Perhaps almost as important as The Sand Crab’s food and faces are its surrounds. Dangling in the net that’s suspended from the ceiling, like delicious constellations hover starfish, shells, and realistic crabs. And, mimicking the barnacle-coated sides of a whale, the walls are encrusted with sepia-toned photos, nautical memorabilia, and navy patches. Wooden booths host enough dunking of Maine lobsters and king crabs into melted butter to be considered basketball courts. The Sand Crab Tavern hosts live blues music during Sunday brunch, but that's not the only time musicians visit. They're a common sight and sound in the warmly lit dining room, where guests can fill their ears while grabbing frosty bottles of beer sourced from local microbreweries.

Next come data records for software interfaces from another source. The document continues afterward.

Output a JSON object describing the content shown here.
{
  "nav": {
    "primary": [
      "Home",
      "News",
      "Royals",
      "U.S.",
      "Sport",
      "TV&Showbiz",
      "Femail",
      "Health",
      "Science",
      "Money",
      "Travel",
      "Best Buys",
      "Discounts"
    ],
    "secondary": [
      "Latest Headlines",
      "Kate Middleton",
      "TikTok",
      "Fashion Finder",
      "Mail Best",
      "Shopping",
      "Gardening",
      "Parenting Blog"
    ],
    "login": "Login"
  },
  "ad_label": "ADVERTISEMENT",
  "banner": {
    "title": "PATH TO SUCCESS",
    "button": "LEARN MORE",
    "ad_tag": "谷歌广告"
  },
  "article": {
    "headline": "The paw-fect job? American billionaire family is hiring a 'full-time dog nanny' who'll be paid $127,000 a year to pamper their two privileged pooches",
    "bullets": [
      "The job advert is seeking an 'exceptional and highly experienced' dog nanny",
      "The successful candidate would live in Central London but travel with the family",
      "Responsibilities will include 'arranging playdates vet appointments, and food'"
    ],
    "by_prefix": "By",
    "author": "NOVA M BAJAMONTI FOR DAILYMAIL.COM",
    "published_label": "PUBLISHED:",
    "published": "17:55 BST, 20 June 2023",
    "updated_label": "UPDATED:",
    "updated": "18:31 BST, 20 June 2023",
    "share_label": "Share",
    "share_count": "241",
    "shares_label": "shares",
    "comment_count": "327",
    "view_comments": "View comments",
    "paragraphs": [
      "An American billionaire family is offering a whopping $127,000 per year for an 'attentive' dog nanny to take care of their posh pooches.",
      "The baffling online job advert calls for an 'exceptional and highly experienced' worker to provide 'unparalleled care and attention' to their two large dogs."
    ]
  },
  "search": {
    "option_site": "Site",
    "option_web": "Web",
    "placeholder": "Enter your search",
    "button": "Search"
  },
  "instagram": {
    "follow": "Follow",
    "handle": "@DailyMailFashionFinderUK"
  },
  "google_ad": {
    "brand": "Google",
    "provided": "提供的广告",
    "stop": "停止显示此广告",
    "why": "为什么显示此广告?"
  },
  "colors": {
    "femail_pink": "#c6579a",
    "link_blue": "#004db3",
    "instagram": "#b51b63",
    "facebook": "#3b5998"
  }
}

Sculpted into the coastal foothills of San Diego County, Lake San Marcos Country Club’s North Course spans 6,426 yards of lush fairways and well-manicured greens. Throughout the course, mature trees await wayward orbs on the edges of fairways, and serpentine bodies of water crisscross fairways, punishing duffers for errant shots. Before taking to the links, golfers can prepare with a stint at the club’s full-length driving range, where all-grass hitting stations emulate on-course conditions as well as an opportunity to seek vengeance on Mother Earth for a lifetime of traumatizing grass stains. Casual eats at Gordon’s on the Green help restore energy after rounds that include the treacherous trek up the 12th hole—a 606-yard par 5 that runs almost entirely uphill. Those looking for a quick golf experience akin to reading the abridged version of Jack Nicklaus’s cookbook can take to the South Course, a par 58 executive layout.